The 2010-11 revenue outlook, at $107.7 billion, is almost $0.8 billion above the 2010 Budget forecast, largely reflecting stronger economic growth in 2010.
The outlook for 2011-12 and 2012-13 remains close to the 2010 Budget projection.
|Summary of Medium-Term Revenue Outlook|
|Government of Canada||18.6||23.8||21.1||21.1|
|Income from Government Business Enterprises||4.2||4.2||4.4||4.6|
|Other Non-Tax Revenue||8.0||7.2||6.9||6.9|
|Change from 2010 Budget||0.8||(0.2)||(0.1)|
|Note: Numbers may not add due to rounding.|
Summary of Economic Performance
There are clear signs that the Ontario economy is recovering. Key indicators have improved from lows posted during the recession. After declining for four consecutive quarters -- falling 4.9 per cent from the second quarter of 2008 to the second quarter of 2009 -- Ontario real GDP has increased for the last four consecutive quarters, rising 3.7 per cent. Despite the improvement, the level of real GDP in the second quarter of 2010 was 1.4 per cent below the pre-recession level.

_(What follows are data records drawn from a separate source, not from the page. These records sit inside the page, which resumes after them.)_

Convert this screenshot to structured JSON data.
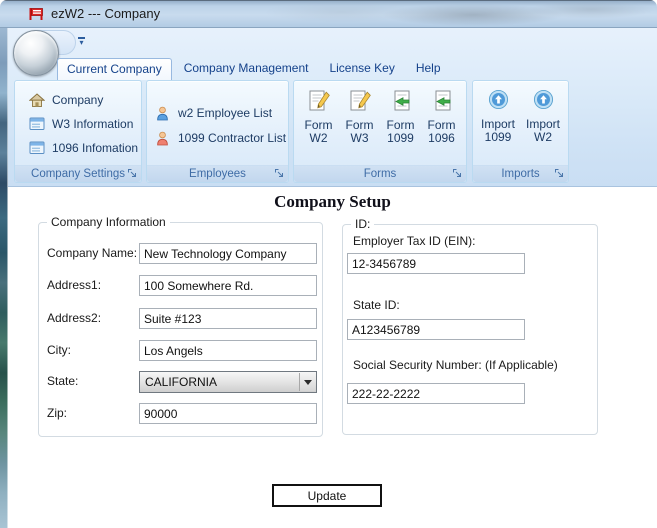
{
  "window": {
    "title": "ezW2 --- Company"
  },
  "tabs": [
    {
      "label": "Current Company"
    },
    {
      "label": "Company Management"
    },
    {
      "label": "License Key"
    },
    {
      "label": "Help"
    }
  ],
  "ribbon": {
    "groups": [
      {
        "name": "Company Settings",
        "items": [
          {
            "label": "Company"
          },
          {
            "label": "W3 Information"
          },
          {
            "label": "1096 Infomation"
          }
        ]
      },
      {
        "name": "Employees",
        "items": [
          {
            "label": "w2 Employee List"
          },
          {
            "label": "1099 Contractor List"
          }
        ]
      },
      {
        "name": "Forms",
        "items": [
          {
            "line1": "Form",
            "line2": "W2"
          },
          {
            "line1": "Form",
            "line2": "W3"
          },
          {
            "line1": "Form",
            "line2": "1099"
          },
          {
            "line1": "Form",
            "line2": "1096"
          }
        ]
      },
      {
        "name": "Imports",
        "items": [
          {
            "line1": "Import",
            "line2": "1099"
          },
          {
            "line1": "Import",
            "line2": "W2"
          }
        ]
      }
    ]
  },
  "main": {
    "title": "Company Setup",
    "company_info": {
      "legend": "Company Information",
      "fields": [
        {
          "label": "Company Name:",
          "value": "New Technology Company"
        },
        {
          "label": "Address1:",
          "value": "100 Somewhere Rd."
        },
        {
          "label": "Address2:",
          "value": "Suite #123"
        },
        {
          "label": "City:",
          "value": "Los Angels"
        },
        {
          "label": "State:",
          "value": "CALIFORNIA"
        },
        {
          "label": "Zip:",
          "value": "90000"
        }
      ]
    },
    "id_info": {
      "legend": "ID:",
      "fields": [
        {
          "label": "Employer Tax ID (EIN):",
          "value": "12-3456789"
        },
        {
          "label": "State ID:",
          "value": "A123456789"
        },
        {
          "label": "Social Security Number: (If Applicable)",
          "value": "222-22-2222"
        }
      ]
    },
    "update_button": "Update"
  },
  "colors": {
    "accent_text": "#15428b",
    "group_label": "#3f6ca6",
    "titlebar": "#bcd2e8",
    "ribbon_bg": "#dcebf9",
    "app_icon_red": "#cc1111"
  }
}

Since May 2009, employment has increased by 2.9 per cent or 186,100 net new jobs. As of October, Ontario has regained 75 per cent of the jobs lost during the global recession.
Since May 2009, job growth in Ontario has been stronger than in most provinces, and significantly above that of the United States as a whole and most U.S. states.
Sustained moderate growth is expected for the Ontario economy. This outlook is based on continued growth in Ontario export markets and increasing demand for consumer goods and services as well as housing. Lower taxes, as a result of Ontario's Tax Plan for Jobs and Growth, will encourage business investment and create jobs.
The Ministry of Finance is assuming real GDP growth of 3.2 per cent in 2010, 2.2 per cent in 2011, 2.5 per cent in 2012 and 2.7 per cent in 2013. For prudent planning purposes, these projections are below the average of private-sector forecasts for Ontario economic growth.
|Real GDP Growth||2.0||(0.9)||(3.6)||3.2||2.2||2.5||2.7|
|Nominal GDP Growth||4.2||0.1||(1.1)||5.6||4.1||4.5||4.6|
- p = Ministry of Finance planning projection.
- Sources: Statistics Canada and Ontario Ministry of Finance.
Employment is projected to increase by 1.7 per cent in 2010, up from the 1.1 per cent projected in the 2010 Budget. The unemployment rate is projected to average 8.8 per cent in 2010, down from 9.0 per cent in 2009 as job creation outpaces the increase in the number of people looking for work. Job gains are expected to average 1.8 per cent annually over 2011 to 2013, resulting in 480,000 more jobs in 2013 than in 2009.
Ontario's Consumer Price Index (CPI) inflation rate is expected to average 2.3 per cent in 2010, following a 0.4 per cent increase in 2009. Private-sector economists expect Ontario's CPI inflation rate to be 2.1 per cent in 2011. In 2012 and 2013, it is projected to average 2.0 per cent annually, the mid-point of the Bank of Canada's target range of one to three per cent.